[Page and application data records]
***

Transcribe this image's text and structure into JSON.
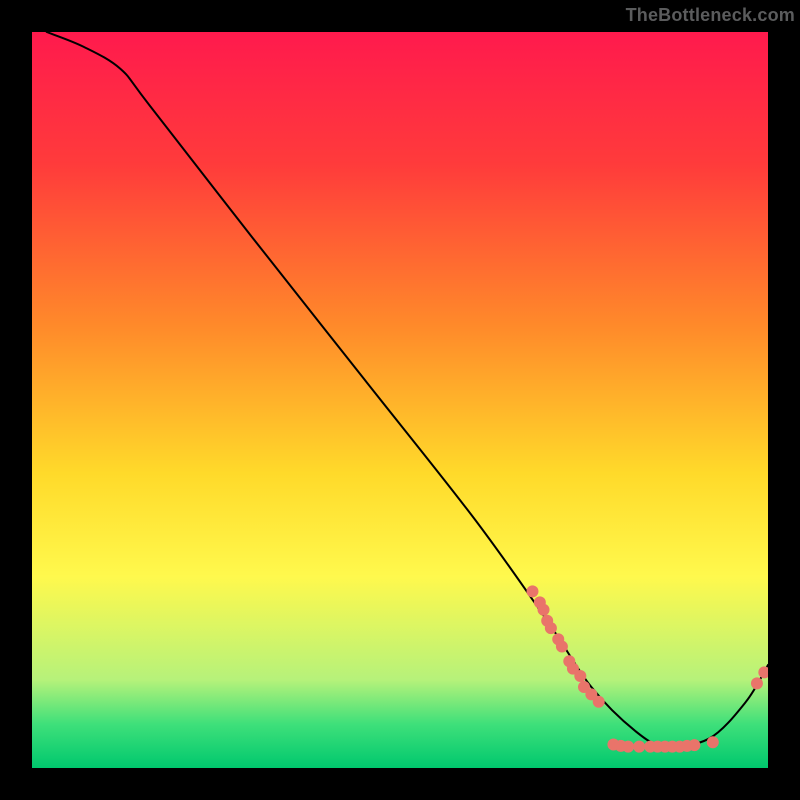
{
  "watermark": "TheBottleneck.com",
  "chart_data": {
    "type": "line",
    "title": "",
    "xlabel": "",
    "ylabel": "",
    "xlim": [
      0,
      100
    ],
    "ylim": [
      0,
      100
    ],
    "gradient": {
      "comment": "vertical background from red (top) through orange/yellow to green (bottom)",
      "stops": [
        {
          "offset": 0.0,
          "color": "#ff1a4d"
        },
        {
          "offset": 0.18,
          "color": "#ff3b3b"
        },
        {
          "offset": 0.4,
          "color": "#ff8a2a"
        },
        {
          "offset": 0.6,
          "color": "#ffda2a"
        },
        {
          "offset": 0.74,
          "color": "#fff94d"
        },
        {
          "offset": 0.88,
          "color": "#b6f27a"
        },
        {
          "offset": 0.94,
          "color": "#3fe07a"
        },
        {
          "offset": 1.0,
          "color": "#00c86e"
        }
      ]
    },
    "curve": {
      "comment": "the black descending curve hitting a minimum near x≈86 then rising",
      "points": [
        {
          "x": 2,
          "y": 100
        },
        {
          "x": 7,
          "y": 98
        },
        {
          "x": 12,
          "y": 95
        },
        {
          "x": 16,
          "y": 90
        },
        {
          "x": 30,
          "y": 72
        },
        {
          "x": 45,
          "y": 53
        },
        {
          "x": 60,
          "y": 34
        },
        {
          "x": 70,
          "y": 20
        },
        {
          "x": 76,
          "y": 11
        },
        {
          "x": 82,
          "y": 5
        },
        {
          "x": 86,
          "y": 3
        },
        {
          "x": 92,
          "y": 4
        },
        {
          "x": 97,
          "y": 9
        },
        {
          "x": 100,
          "y": 14
        }
      ]
    },
    "scatter": {
      "comment": "coral/pink dots clustered along lower-right portion of curve",
      "color": "#e9746a",
      "radius": 6,
      "points": [
        {
          "x": 68,
          "y": 24
        },
        {
          "x": 69,
          "y": 22.5
        },
        {
          "x": 69.5,
          "y": 21.5
        },
        {
          "x": 70,
          "y": 20
        },
        {
          "x": 70.5,
          "y": 19
        },
        {
          "x": 71.5,
          "y": 17.5
        },
        {
          "x": 72,
          "y": 16.5
        },
        {
          "x": 73,
          "y": 14.5
        },
        {
          "x": 73.5,
          "y": 13.5
        },
        {
          "x": 74.5,
          "y": 12.5
        },
        {
          "x": 75,
          "y": 11
        },
        {
          "x": 76,
          "y": 10
        },
        {
          "x": 77,
          "y": 9
        },
        {
          "x": 79,
          "y": 3.2
        },
        {
          "x": 80,
          "y": 3.0
        },
        {
          "x": 81,
          "y": 2.9
        },
        {
          "x": 82.5,
          "y": 2.9
        },
        {
          "x": 84,
          "y": 2.9
        },
        {
          "x": 85,
          "y": 2.9
        },
        {
          "x": 86,
          "y": 2.9
        },
        {
          "x": 87,
          "y": 2.9
        },
        {
          "x": 88,
          "y": 2.9
        },
        {
          "x": 89,
          "y": 3.0
        },
        {
          "x": 90,
          "y": 3.1
        },
        {
          "x": 92.5,
          "y": 3.5
        },
        {
          "x": 98.5,
          "y": 11.5
        },
        {
          "x": 99.5,
          "y": 13
        }
      ]
    }
  }
}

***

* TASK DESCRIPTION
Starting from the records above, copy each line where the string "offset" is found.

* RESPONSE TO THIS TASK
          "offset": 0.0,
          "offset": 0.18,
          "offset": 0.4,
          "offset": 0.6,
          "offset": 0.74,
          "offset": 0.88,
          "offset": 0.94,
          "offset": 1.0,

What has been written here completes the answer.